As usual, 2018 has been a year rich of training opportunities. In April I travelled to Odisha, thanks to Milap Travelling Fellowship, and spent some time with my Guru Sujata Mohapatra. I also studied with her again in July in Crete. In August I had the privilege of learning from ever-so-inspiring Guru Madhavi Mudghal. In September, I attended the choreolabs by Rama Vaidyanath, organised by Akademi. These have arguably left a huge impact on me. I also attended a Festival of Dance and Poetry in Manchester, during which I had the opportunity to explore the relationship between movements, words, sounds and gestures. In November, I attended an abhinaya seminar by Mavin Khoo. November was actually a blessed month: I had my guru staying at my place and then I assisted her during her preparation for the Darbar Festival performance, presented on the 25th at Sadler’s Wells. This time, among many other things, I learned from her the importance of endurance: ‘do not stop until the work is done’, she told me. Easier to say than to do! 


2018 has also been a year of creative collaborations. I had the privilege of working with poet Albert Pellicer, with whom I presented my first solo on poetry on 24th November at Richmix for KU Camarade. In October and November I was also busy with rehearsals and the performance alongside other members of the Odissi collective for Devonshire Square Diwali, presented by Akademi. Finally, I have joined a small group of Indian classical dancers and created a Collective with them. We want to start working together to develop a new methodology for creating new work, through collaboration and peer-mentoring. We have just submitted an ACE Grant for the Arts application and we are waiting to hear results in late January. If we are successful, we will present the results of our peer-based creative process on April 5th at The Bhavan. Save the date!

Devonshire Square Diwali

I am grateful to have been able to do what I like, and share it with like-minded people.

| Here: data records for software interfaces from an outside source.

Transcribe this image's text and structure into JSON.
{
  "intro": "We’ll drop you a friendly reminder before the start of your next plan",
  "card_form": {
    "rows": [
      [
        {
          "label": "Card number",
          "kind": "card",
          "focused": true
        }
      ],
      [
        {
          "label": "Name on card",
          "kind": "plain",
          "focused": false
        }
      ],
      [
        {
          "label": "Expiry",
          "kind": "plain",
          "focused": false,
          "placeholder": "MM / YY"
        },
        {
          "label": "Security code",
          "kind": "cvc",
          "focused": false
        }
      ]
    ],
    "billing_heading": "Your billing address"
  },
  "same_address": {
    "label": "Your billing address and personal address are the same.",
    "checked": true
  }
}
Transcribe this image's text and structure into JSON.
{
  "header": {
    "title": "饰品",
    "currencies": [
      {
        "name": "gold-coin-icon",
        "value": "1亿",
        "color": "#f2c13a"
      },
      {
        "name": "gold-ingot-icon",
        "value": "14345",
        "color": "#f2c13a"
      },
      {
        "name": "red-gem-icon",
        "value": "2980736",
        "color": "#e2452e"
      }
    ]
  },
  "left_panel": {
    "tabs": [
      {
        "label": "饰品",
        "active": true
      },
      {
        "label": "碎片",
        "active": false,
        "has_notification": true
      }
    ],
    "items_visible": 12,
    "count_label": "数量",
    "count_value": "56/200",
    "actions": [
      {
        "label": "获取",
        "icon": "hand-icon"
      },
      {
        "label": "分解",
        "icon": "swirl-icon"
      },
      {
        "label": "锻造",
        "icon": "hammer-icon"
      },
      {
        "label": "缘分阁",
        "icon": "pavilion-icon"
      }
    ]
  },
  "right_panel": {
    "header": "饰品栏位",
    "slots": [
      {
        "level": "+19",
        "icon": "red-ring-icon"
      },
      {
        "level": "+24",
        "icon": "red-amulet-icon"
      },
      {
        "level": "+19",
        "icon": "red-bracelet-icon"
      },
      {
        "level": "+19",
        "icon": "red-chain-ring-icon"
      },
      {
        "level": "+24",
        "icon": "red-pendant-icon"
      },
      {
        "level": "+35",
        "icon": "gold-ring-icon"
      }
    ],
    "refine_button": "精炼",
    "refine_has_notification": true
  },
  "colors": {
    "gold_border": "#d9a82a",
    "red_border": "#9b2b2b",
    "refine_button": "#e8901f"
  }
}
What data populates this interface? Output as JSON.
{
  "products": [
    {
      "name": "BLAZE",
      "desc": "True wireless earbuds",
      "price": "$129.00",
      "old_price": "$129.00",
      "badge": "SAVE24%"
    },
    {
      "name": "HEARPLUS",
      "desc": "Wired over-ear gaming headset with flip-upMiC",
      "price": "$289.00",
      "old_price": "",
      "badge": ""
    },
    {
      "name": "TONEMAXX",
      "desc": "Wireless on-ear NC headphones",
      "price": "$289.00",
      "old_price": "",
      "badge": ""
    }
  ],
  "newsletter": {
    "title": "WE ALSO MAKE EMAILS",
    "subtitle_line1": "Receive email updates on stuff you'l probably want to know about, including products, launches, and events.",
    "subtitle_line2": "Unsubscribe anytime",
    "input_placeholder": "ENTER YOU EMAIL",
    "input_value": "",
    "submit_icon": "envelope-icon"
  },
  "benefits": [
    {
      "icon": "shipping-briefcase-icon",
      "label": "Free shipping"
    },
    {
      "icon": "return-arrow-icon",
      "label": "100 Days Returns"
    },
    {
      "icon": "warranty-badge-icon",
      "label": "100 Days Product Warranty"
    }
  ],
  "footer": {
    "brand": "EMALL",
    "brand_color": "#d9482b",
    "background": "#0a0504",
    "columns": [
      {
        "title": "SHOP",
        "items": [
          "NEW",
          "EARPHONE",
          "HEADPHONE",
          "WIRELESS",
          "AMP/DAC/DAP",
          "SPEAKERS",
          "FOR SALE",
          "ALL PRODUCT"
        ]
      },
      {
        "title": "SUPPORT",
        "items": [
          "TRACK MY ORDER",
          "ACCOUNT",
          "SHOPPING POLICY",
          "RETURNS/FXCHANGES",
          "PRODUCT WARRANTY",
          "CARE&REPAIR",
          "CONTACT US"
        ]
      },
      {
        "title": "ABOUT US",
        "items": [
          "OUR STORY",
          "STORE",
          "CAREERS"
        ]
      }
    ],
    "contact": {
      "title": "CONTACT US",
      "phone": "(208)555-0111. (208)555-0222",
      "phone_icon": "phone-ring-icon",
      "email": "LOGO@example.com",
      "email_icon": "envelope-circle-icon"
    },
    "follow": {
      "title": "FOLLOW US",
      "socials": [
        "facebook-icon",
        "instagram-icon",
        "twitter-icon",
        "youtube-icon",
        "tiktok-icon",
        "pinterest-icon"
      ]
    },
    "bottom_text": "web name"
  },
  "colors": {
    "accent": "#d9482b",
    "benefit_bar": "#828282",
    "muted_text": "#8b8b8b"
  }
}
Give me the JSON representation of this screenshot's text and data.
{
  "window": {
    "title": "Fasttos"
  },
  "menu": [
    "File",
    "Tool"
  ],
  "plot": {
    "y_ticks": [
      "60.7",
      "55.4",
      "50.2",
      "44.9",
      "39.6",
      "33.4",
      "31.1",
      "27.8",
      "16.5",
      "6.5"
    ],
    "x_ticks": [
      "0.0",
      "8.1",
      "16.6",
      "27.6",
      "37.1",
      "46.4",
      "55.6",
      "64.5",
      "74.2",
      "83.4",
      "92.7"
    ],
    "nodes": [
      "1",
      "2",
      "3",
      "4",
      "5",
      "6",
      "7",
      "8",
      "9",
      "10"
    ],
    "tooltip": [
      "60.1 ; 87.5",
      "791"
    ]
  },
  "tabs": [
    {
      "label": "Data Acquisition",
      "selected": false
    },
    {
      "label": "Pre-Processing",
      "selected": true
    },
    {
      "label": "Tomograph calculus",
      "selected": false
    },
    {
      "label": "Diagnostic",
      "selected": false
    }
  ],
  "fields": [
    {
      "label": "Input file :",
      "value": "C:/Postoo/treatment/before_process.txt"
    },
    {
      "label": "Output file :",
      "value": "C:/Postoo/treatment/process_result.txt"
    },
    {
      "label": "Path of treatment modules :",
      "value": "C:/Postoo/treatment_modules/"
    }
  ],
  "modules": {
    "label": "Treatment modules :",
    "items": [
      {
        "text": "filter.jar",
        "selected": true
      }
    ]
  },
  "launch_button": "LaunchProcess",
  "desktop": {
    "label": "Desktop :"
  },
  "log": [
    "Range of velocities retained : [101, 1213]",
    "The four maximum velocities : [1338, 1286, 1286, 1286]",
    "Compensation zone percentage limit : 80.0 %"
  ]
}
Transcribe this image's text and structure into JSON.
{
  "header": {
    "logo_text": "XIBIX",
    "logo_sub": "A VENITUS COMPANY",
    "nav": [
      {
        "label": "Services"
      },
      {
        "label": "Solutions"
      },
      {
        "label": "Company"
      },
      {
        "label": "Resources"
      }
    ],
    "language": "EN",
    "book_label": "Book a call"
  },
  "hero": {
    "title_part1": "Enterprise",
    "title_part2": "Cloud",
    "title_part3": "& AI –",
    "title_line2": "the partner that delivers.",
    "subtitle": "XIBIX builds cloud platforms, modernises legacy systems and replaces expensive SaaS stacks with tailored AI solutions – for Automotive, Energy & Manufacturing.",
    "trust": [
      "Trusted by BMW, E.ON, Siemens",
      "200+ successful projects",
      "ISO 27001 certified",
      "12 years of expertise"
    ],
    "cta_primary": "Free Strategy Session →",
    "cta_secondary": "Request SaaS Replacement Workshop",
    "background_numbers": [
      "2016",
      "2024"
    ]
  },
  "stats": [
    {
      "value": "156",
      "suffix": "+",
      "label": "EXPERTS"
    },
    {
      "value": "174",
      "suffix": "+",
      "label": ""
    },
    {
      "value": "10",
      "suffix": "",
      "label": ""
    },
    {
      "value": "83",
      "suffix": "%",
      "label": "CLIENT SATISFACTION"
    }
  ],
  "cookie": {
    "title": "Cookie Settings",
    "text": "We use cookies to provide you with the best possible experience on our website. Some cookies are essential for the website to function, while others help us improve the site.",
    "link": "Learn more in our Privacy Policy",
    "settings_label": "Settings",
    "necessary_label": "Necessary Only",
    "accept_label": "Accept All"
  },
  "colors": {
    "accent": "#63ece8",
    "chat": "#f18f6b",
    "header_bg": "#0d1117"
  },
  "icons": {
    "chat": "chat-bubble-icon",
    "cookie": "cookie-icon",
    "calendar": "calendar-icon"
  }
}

I am lucky to be consistently supported by key organisations and individuals who, by believing in me, motivate me to continue to follow my dreams.

Happy 2019 MYCT.png